Top of EXERCISE DATA

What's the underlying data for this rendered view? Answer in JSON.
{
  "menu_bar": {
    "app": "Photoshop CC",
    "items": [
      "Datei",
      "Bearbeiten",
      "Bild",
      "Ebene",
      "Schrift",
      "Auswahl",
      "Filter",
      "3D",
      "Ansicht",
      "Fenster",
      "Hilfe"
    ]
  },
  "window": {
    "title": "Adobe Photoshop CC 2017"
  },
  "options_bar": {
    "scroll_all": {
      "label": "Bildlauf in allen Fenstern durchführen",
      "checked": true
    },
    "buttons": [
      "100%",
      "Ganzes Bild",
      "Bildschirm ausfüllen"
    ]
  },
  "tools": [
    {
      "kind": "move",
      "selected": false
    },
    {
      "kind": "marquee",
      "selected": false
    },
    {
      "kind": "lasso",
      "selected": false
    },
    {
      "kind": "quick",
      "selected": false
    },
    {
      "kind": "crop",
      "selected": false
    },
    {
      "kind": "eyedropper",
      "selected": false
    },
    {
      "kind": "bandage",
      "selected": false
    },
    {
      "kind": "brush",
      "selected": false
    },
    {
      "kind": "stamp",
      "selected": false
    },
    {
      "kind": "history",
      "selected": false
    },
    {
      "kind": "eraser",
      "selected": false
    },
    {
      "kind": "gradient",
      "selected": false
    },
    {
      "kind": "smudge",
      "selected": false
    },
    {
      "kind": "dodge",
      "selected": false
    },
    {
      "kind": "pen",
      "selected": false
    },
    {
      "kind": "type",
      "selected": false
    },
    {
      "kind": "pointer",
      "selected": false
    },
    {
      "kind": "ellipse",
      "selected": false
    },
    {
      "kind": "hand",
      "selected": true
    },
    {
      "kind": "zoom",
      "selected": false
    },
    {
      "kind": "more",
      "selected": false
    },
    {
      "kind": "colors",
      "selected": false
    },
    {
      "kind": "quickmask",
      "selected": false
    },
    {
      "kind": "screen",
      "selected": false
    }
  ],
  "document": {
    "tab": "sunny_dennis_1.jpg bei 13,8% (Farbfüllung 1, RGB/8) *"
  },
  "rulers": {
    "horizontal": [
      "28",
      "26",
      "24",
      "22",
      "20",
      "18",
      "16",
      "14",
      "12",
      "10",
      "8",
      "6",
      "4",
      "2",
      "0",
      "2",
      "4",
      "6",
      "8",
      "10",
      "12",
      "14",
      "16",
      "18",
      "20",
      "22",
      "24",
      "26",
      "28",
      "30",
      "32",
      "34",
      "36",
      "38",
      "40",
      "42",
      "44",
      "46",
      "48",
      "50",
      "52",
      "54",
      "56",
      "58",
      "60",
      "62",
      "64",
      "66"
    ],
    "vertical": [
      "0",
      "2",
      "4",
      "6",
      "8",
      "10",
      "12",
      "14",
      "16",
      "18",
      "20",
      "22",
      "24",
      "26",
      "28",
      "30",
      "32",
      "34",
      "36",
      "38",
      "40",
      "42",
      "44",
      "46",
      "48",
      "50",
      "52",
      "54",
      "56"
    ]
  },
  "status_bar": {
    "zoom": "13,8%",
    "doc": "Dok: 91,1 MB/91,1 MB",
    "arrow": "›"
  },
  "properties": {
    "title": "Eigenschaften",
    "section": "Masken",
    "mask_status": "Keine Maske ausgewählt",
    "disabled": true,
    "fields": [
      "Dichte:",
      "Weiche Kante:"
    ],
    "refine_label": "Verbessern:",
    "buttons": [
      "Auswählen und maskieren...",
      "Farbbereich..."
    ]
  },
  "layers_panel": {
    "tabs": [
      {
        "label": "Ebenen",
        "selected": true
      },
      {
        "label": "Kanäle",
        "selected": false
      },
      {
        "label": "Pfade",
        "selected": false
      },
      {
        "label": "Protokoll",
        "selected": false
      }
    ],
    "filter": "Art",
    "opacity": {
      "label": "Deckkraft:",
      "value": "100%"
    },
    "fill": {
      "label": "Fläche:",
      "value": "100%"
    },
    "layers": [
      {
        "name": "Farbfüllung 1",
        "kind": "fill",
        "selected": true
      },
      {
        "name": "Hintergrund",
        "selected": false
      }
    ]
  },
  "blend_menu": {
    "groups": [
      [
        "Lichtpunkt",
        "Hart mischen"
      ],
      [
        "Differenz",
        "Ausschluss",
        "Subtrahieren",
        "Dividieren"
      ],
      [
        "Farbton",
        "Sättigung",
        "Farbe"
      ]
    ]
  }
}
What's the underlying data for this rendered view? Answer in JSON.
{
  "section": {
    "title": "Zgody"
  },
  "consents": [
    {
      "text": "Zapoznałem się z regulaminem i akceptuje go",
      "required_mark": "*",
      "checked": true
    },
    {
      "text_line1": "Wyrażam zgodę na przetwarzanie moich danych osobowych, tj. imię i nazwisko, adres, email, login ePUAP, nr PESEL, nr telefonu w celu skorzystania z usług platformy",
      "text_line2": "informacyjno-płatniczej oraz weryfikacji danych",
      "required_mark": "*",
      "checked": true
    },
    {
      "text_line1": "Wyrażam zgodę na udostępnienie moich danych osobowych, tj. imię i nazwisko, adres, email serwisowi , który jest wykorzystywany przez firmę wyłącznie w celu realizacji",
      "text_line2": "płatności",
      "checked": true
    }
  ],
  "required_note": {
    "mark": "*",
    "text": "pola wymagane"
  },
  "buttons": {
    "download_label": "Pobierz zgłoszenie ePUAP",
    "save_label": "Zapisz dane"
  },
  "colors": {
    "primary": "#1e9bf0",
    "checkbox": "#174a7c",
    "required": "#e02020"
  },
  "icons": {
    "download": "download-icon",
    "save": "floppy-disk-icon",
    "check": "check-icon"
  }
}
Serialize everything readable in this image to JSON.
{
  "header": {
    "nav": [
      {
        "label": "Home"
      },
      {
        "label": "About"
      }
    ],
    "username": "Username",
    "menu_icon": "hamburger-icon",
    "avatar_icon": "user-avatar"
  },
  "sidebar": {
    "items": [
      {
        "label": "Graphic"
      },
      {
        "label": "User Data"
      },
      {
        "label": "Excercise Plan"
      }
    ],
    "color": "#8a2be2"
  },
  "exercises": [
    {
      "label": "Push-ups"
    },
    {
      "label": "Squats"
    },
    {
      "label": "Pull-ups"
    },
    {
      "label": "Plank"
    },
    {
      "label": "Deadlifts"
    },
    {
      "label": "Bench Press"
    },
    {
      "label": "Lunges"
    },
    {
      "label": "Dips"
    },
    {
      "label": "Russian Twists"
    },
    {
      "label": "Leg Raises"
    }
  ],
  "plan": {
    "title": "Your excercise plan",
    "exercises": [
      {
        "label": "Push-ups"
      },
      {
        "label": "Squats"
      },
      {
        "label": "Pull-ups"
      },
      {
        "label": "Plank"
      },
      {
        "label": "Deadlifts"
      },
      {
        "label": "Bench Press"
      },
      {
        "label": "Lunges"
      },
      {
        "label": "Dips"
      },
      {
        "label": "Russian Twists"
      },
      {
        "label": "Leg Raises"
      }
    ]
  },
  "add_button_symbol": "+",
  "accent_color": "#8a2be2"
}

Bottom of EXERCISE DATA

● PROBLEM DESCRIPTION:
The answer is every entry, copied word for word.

● TASK RESULT:
What's the underlying data for this rendered view? Answer in JSON.
{
  "menu_bar": {
    "app": "Photoshop CC",
    "items": [
      "Datei",
      "Bearbeiten",
      "Bild",
      "Ebene",
      "Schrift",
      "Auswahl",
      "Filter",
      "3D",
      "Ansicht",
      "Fenster",
      "Hilfe"
    ]
  },
  "window": {
    "title": "Adobe Photoshop CC 2017"
  },
  "options_bar": {
    "scroll_all": {
      "label": "Bildlauf in allen Fenstern durchführen",
      "checked": true
    },
    "buttons": [
      "100%",
      "Ganzes Bild",
      "Bildschirm ausfüllen"
    ]
  },
  "tools": [
    {
      "kind": "move",
      "selected": false
    },
    {
      "kind": "marquee",
      "selected": false
    },
    {
      "kind": "lasso",
      "selected": false
    },
    {
      "kind": "quick",
      "selected": false
    },
    {
      "kind": "crop",
      "selected": false
    },
    {
      "kind": "eyedropper",
      "selected": false
    },
    {
      "kind": "bandage",
      "selected": false
    },
    {
      "kind": "brush",
      "selected": false
    },
    {
      "kind": "stamp",
      "selected": false
    },
    {
      "kind": "history",
      "selected": false
    },
    {
      "kind": "eraser",
      "selected": false
    },
    {
      "kind": "gradient",
      "selected": false
    },
    {
      "kind": "smudge",
      "selected": false
    },
    {
      "kind": "dodge",
      "selected": false
    },
    {
      "kind": "pen",
      "selected": false
    },
    {
      "kind": "type",
      "selected": false
    },
    {
      "kind": "pointer",
      "selected": false
    },
    {
      "kind": "ellipse",
      "selected": false
    },
    {
      "kind": "hand",
      "selected": true
    },
    {
      "kind": "zoom",
      "selected": false
    },
    {
      "kind": "more",
      "selected": false
    },
    {
      "kind": "colors",
      "selected": false
    },
    {
      "kind": "quickmask",
      "selected": false
    },
    {
      "kind": "screen",
      "selected": false
    }
  ],
  "document": {
    "tab": "sunny_dennis_1.jpg bei 13,8% (Farbfüllung 1, RGB/8) *"
  },
  "rulers": {
    "horizontal": [
      "28",
      "26",
      "24",
      "22",
      "20",
      "18",
      "16",
      "14",
      "12",
      "10",
      "8",
      "6",
      "4",
      "2",
      "0",
      "2",
      "4",
      "6",
      "8",
      "10",
      "12",
      "14",
      "16",
      "18",
      "20",
      "22",
      "24",
      "26",
      "28",
      "30",
      "32",
      "34",
      "36",
      "38",
      "40",
      "42",
      "44",
      "46",
      "48",
      "50",
      "52",
      "54",
      "56",
      "58",
      "60",
      "62",
      "64",
      "66"
    ],
    "vertical": [
      "0",
      "2",
      "4",
      "6",
      "8",
      "10",
      "12",
      "14",
      "16",
      "18",
      "20",
      "22",
      "24",
      "26",
      "28",
      "30",
      "32",
      "34",
      "36",
      "38",
      "40",
      "42",
      "44",
      "46",
      "48",
      "50",
      "52",
      "54",
      "56"
    ]
  },
  "status_bar": {
    "zoom": "13,8%",
    "doc": "Dok: 91,1 MB/91,1 MB",
    "arrow": "›"
  },
  "properties": {
    "title": "Eigenschaften",
    "section": "Masken",
    "mask_status": "Keine Maske ausgewählt",
    "disabled": true,
    "fields": [
      "Dichte:",
      "Weiche Kante:"
    ],
    "refine_label": "Verbessern:",
    "buttons": [
      "Auswählen und maskieren...",
      "Farbbereich..."
    ]
  },
  "layers_panel": {
    "tabs": [
      {
        "label": "Ebenen",
        "selected": true
      },
      {
        "label": "Kanäle",
        "selected": false
      },
      {
        "label": "Pfade",
        "selected": false
      },
      {
        "label": "Protokoll",
        "selected": false
      }
    ],
    "filter": "Art",
    "opacity": {
      "label": "Deckkraft:",
      "value": "100%"
    },
    "fill": {
      "label": "Fläche:",
      "value": "100%"
    },
    "layers": [
      {
        "name": "Farbfüllung 1",
        "kind": "fill",
        "selected": true
      },
      {
        "name": "Hintergrund",
        "selected": false
      }
    ]
  },
  "blend_menu": {
    "groups": [
      [
        "Lichtpunkt",
        "Hart mischen"
      ],
      [
        "Differenz",
        "Ausschluss",
        "Subtrahieren",
        "Dividieren"
      ],
      [
        "Farbton",
        "Sättigung",
        "Farbe"
      ]
    ]
  }
}
What's the underlying data for this rendered view? Answer in JSON.
{
  "section": {
    "title": "Zgody"
  },
  "consents": [
    {
      "text": "Zapoznałem się z regulaminem i akceptuje go",
      "required_mark": "*",
      "checked": true
    },
    {
      "text_line1": "Wyrażam zgodę na przetwarzanie moich danych osobowych, tj. imię i nazwisko, adres, email, login ePUAP, nr PESEL, nr telefonu w celu skorzystania z usług platformy",
      "text_line2": "informacyjno-płatniczej oraz weryfikacji danych",
      "required_mark": "*",
      "checked": true
    },
    {
      "text_line1": "Wyrażam zgodę na udostępnienie moich danych osobowych, tj. imię i nazwisko, adres, email serwisowi , który jest wykorzystywany przez firmę wyłącznie w celu realizacji",
      "text_line2": "płatności",
      "checked": true
    }
  ],
  "required_note": {
    "mark": "*",
    "text": "pola wymagane"
  },
  "buttons": {
    "download_label": "Pobierz zgłoszenie ePUAP",
    "save_label": "Zapisz dane"
  },
  "colors": {
    "primary": "#1e9bf0",
    "checkbox": "#174a7c",
    "required": "#e02020"
  },
  "icons": {
    "download": "download-icon",
    "save": "floppy-disk-icon",
    "check": "check-icon"
  }
}
Serialize everything readable in this image to JSON.
{
  "header": {
    "nav": [
      {
        "label": "Home"
      },
      {
        "label": "About"
      }
    ],
    "username": "Username",
    "menu_icon": "hamburger-icon",
    "avatar_icon": "user-avatar"
  },
  "sidebar": {
    "items": [
      {
        "label": "Graphic"
      },
      {
        "label": "User Data"
      },
      {
        "label": "Excercise Plan"
      }
    ],
    "color": "#8a2be2"
  },
  "exercises": [
    {
      "label": "Push-ups"
    },
    {
      "label": "Squats"
    },
    {
      "label": "Pull-ups"
    },
    {
      "label": "Plank"
    },
    {
      "label": "Deadlifts"
    },
    {
      "label": "Bench Press"
    },
    {
      "label": "Lunges"
    },
    {
      "label": "Dips"
    },
    {
      "label": "Russian Twists"
    },
    {
      "label": "Leg Raises"
    }
  ],
  "plan": {
    "title": "Your excercise plan",
    "exercises": [
      {
        "label": "Push-ups"
      },
      {
        "label": "Squats"
      },
      {
        "label": "Pull-ups"
      },
      {
        "label": "Plank"
      },
      {
        "label": "Deadlifts"
      },
      {
        "label": "Bench Press"
      },
      {
        "label": "Lunges"
      },
      {
        "label": "Dips"
      },
      {
        "label": "Russian Twists"
      },
      {
        "label": "Leg Raises"
      }
    ]
  },
  "add_button_symbol": "+",
  "accent_color": "#8a2be2"
}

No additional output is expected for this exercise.